Actually a lot of people kind of like to bicker about this, but in reality, if it gets the job done, it doesn't really matter. I tend to go with FireWire, because I'm on a Mac and I've got a FireWire 800 port on my MacBook Pro, which has a little bit better throughput. You have to worry about any dropouts or anything like that. But USB 2.0 is plenty fast and there's plenty of good audio interfaces out there. Of course, if you're going to be doing any kind of Pro tools onstage, of course, you have to go with Digi hardware at that point, so you can blow that port out, unless you go with something like the M-Audio stuff, which you can do Pro Tools Empowered.
I'd probably rather go with the full version of Pro tools, if it was me. One thing I would say is use the audio interface a lot before the show. Don't do a deal where you've bought it and you're having to install drivers the night before the show. You want to run through several practices with your new audio interface. Dial it in, get to know it. I'd say, have it for at least a month before you do a show. Because there are all sorts of options with audio interfaces, and you don't know, if you've selected something the night before you don't know what it does, so later on, when you're playing and it's doing something strange and you don't know why it's happening, remember, when you're onstage with the laptop, you're essentially having to be your own engineer.
So, definitely be informed about your audio interfaces. When you buy an audio interface, also make sure that you do have the newest drivers and that you've tested them out way ahead of time. Another thing that you can do too, before you install the newest drivers, is verify online that people aren't having issues with that driver update, or that that driver update doesn't have issues with your operating system. In fact, if it was me, I would choose an audio interface, research it first, and then buy the audio interface. You do get what you pay for with audio interfaces.
There's a lot of different prices in audio interfaces out there right now, and if it's really, really cheap, most likely it's a cheap interface as well. The converters cost more money, and also the programming costs more money, so definitely consider that. In the end, just make sure you get yourself an audio interface that you trust, from a company that you trust, one that you feel good about, and one that's been proven for performance, in general. Like I said, if you check around first, check out and see what other people are using, do your research, get the newest drivers, you should have no problems.
- Building a creative base for a live performance
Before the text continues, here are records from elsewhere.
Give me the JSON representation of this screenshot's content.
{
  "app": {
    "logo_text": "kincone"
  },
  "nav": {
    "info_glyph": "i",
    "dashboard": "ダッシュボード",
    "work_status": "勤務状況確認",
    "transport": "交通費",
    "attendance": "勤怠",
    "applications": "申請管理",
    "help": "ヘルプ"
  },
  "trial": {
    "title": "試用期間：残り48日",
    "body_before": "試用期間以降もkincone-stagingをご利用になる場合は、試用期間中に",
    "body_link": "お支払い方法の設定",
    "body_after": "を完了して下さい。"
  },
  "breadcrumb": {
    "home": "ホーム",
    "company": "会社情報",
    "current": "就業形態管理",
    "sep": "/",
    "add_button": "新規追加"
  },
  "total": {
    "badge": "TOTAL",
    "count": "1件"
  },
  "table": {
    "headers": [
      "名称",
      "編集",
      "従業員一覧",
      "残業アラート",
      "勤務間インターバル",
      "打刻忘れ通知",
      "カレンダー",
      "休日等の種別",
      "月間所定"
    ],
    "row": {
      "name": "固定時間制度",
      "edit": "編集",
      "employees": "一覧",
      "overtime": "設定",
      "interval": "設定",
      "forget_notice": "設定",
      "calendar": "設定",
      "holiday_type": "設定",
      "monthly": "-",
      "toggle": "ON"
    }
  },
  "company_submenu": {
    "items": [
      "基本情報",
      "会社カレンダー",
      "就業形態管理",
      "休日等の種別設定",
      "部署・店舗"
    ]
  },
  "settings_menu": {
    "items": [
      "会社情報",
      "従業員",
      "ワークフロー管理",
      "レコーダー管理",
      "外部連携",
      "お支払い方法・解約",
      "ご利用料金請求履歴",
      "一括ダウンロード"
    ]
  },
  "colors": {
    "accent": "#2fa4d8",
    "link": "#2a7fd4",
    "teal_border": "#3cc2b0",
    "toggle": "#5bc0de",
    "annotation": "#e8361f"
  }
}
- Choosing and setting up equipment for a live performance
- Tweaking the MIDI controller with Remote
- Creating patches in the Combinator
- Importing and editing loops
- Integrating with ProTools, Cubase, and Ableton Live through ReWire